Organizational Epistemology St. Rachel E. Ustanny University of Phoenix
There are different perspectives about the origin of knowledge, which have influenced the development of concepts such as a priori and a posteriori truth, epistemic regress, and sensual perception—Descartes (as cited in Cooper, 1999) argued that there are certain undeniable truths, which are obtained from our senses; Feldman (2003) noted that truth is obtained through one of or a combination of six means: perception, memory, testimony, introspection, reasoning, and rational insight; Feldman (2003) also reported that evidentialists believe that propositions must be substantiated; Bonjour (1978) articulated that truth is based on the existence of a priori knowledge, which is proven by engaging in epistemic regress; Schnapper (2009) noted that modern democracy calls for greater equality, including the recognition and acceptance of all perspectives as truth; and Webb (2007) reported that truth is that which is naturally experienced. In light of these varying perspectives about the origin of truth or knowledge, one cannot deny that the study of epistemology is very important to the development of new information, and socioeconomic progress. From an organizational perspective, epistemology provides a framework for critically analyzing and planning for the management and leadership of contemporary businesses—The change in the mode of production to that of knowledge work as reported by Drucker (1999) points to the need for contemporary organizational leaders to manage knowledge as a means of increasing productivity. This situation underscores the importance of deconstructing the origin of knowledge that workers produce on a daily basis. Epistemological Theories The multiple perspectives about the origin of knowledge have stimulated much criticism and skepticism about the validity and generalizability of epistemological theories. Nevertheless, this situation has continued to fuel the development of new theories, which have contributed to
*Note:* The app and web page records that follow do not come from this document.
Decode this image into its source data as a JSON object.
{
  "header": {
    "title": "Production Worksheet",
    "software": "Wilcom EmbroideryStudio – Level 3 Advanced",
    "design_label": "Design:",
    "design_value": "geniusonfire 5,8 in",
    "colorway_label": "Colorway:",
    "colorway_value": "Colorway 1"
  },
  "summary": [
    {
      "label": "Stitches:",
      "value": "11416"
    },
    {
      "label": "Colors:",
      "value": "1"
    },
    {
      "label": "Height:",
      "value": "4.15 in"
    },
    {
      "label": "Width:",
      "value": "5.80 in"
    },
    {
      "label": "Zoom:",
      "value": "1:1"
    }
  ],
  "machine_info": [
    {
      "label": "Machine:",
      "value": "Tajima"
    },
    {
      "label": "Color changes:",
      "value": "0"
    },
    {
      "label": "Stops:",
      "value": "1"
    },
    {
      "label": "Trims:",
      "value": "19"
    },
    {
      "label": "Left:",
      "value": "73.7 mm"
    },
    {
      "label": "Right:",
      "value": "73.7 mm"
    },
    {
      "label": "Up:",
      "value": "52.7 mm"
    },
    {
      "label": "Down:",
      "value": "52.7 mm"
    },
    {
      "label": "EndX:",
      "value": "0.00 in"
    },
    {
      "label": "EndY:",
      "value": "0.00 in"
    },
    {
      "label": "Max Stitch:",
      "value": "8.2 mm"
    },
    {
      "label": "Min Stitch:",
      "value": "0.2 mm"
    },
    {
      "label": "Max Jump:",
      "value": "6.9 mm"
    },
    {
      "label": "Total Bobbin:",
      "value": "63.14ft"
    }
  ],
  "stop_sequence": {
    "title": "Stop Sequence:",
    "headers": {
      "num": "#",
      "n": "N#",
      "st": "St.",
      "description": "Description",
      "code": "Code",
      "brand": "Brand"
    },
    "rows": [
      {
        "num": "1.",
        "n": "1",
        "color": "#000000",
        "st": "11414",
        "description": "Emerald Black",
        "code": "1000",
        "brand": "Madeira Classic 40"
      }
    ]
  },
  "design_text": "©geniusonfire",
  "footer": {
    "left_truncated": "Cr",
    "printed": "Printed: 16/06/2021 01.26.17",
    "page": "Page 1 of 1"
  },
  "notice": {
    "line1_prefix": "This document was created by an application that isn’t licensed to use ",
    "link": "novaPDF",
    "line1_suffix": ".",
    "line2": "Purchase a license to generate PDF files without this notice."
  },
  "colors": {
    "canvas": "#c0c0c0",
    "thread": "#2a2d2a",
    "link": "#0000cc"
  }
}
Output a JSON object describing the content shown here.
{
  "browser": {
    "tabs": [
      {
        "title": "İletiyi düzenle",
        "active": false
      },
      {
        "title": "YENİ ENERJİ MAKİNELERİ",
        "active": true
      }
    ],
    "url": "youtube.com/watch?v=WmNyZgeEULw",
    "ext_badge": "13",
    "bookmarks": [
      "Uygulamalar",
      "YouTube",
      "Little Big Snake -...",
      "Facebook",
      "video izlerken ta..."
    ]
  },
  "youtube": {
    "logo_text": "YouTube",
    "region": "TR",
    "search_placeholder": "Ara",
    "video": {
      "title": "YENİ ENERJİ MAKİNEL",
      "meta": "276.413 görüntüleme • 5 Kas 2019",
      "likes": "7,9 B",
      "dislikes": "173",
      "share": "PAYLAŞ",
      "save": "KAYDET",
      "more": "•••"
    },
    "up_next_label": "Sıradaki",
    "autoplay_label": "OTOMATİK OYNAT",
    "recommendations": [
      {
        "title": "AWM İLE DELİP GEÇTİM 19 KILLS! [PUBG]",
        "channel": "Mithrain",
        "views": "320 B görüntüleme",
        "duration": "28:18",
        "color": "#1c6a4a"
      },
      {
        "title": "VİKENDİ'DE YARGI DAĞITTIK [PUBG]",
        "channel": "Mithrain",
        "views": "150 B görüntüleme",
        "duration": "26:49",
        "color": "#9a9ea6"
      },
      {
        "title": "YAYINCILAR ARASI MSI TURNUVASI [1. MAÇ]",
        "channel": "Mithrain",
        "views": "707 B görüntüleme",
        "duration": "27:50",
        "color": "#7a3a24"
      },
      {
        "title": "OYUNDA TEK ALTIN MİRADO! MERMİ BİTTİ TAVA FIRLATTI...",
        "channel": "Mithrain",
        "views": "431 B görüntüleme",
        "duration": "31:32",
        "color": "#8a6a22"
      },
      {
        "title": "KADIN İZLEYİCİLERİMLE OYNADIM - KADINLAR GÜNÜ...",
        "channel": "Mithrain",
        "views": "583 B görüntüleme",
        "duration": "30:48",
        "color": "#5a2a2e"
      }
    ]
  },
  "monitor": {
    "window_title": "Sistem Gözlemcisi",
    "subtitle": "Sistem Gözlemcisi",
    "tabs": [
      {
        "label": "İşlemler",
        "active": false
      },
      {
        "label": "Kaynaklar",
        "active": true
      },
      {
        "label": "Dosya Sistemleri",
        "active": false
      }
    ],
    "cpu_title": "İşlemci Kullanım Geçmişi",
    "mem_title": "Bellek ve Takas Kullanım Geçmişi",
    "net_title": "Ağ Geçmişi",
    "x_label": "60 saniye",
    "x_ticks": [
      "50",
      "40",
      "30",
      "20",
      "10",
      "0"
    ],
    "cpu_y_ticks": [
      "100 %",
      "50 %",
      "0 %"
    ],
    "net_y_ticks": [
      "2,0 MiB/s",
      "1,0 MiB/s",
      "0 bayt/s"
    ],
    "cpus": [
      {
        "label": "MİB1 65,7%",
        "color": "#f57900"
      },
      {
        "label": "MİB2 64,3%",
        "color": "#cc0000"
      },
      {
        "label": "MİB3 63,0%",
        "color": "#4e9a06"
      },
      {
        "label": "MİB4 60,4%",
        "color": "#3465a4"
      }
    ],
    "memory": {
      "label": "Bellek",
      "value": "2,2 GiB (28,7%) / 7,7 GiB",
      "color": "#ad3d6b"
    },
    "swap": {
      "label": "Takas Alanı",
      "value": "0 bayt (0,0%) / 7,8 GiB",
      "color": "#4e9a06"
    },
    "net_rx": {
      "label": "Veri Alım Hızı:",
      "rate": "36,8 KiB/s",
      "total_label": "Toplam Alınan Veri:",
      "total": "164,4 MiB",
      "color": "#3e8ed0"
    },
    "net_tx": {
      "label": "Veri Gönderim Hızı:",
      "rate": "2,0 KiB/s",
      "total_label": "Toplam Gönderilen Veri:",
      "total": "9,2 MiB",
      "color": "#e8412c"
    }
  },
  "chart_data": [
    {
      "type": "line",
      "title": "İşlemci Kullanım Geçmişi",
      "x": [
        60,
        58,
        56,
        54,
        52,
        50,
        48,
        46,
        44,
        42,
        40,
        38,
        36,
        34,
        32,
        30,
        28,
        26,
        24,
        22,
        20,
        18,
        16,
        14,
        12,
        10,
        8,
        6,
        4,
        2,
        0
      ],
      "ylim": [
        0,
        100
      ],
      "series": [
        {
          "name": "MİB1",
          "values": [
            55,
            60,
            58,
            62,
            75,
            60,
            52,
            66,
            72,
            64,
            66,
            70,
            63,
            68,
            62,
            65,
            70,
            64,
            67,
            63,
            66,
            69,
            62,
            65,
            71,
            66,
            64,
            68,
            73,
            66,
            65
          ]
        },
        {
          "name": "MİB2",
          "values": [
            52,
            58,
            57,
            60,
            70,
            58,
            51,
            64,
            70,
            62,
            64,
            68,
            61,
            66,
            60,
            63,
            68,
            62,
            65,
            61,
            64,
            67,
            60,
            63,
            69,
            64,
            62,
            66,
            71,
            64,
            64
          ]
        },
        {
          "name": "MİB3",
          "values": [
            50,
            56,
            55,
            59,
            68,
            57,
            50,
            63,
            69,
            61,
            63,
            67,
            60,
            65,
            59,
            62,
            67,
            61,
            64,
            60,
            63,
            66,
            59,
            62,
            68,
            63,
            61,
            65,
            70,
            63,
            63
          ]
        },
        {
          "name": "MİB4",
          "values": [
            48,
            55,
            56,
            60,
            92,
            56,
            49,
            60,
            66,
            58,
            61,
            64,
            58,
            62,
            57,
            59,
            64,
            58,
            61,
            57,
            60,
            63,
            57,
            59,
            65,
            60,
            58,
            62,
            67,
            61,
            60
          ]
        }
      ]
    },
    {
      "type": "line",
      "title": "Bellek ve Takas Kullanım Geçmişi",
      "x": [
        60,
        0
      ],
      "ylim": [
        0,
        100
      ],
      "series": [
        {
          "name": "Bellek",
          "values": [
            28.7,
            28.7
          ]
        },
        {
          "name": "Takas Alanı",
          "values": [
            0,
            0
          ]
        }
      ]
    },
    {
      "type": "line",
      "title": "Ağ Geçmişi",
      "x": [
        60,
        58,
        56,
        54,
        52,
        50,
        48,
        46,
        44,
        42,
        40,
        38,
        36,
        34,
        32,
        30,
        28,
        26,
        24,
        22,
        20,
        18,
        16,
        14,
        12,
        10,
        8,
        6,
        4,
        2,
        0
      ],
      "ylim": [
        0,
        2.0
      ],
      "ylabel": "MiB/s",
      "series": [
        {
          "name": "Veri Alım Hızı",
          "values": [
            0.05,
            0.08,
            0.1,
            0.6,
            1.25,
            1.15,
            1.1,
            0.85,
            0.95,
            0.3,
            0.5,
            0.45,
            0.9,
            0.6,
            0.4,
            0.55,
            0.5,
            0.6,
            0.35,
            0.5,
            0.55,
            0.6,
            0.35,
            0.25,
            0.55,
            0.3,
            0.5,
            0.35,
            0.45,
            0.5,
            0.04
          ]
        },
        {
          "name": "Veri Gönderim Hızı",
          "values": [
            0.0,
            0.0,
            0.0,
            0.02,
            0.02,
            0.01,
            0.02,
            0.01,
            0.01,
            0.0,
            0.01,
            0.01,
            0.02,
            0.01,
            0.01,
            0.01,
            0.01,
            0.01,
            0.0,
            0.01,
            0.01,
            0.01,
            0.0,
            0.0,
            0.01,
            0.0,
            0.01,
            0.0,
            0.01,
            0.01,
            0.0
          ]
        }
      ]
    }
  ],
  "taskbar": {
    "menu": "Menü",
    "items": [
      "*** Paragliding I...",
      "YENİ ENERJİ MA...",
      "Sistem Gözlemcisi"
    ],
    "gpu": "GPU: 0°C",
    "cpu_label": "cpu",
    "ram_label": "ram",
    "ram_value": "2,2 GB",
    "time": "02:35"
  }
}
the persistence of the epistemological debate over several centuries, and influenced its applicability to contemporary social problems. New theories about the origin of knowledge are still emerging as society is faced with unique challenges and alternate ways of learning and testing validity. Natural epistemology and the knowledge work theories will be examined as a means of garnering a better understanding of how modern society deals with and conceptualizes knowledge and uses it to improve social structures and systems. Four longstanding knowledge theories will also be discussed to facilitate an evaluation of the influence of past knowledge theories on contemporary problems—these four theories are: empiricism, rationalism, pragmatism, and relativism. Naturalized epistemology challenged the belief that one has to engage in epistemic regress to justify truth. It was proposed that truth is determined by scientific investigations and explanations (Feldman, 2003, p. 167). The tools, methods, and principles of science provide epistemologists with the means of testing and justifying knowledge, therefore machinery such as a lie detector enables contemporary investigators to examine individuals’ reactions (heartbeat, sweat production, and levels of anxiety) to determine if they are being truthful about a situation. This approach directly contradicts empiricism, which articulated that sensual perceptions enable human beings to determine truth. In this case, a lie detector would not be necessary to determine truth as the investigator would be able to use his or her senses to detect truth and untruth. While there is some merit in the empiricists’ approach, naturalized epistemology presented a replicable method that is less likely to fail due to human error. Knowledge work as argued by Drucker...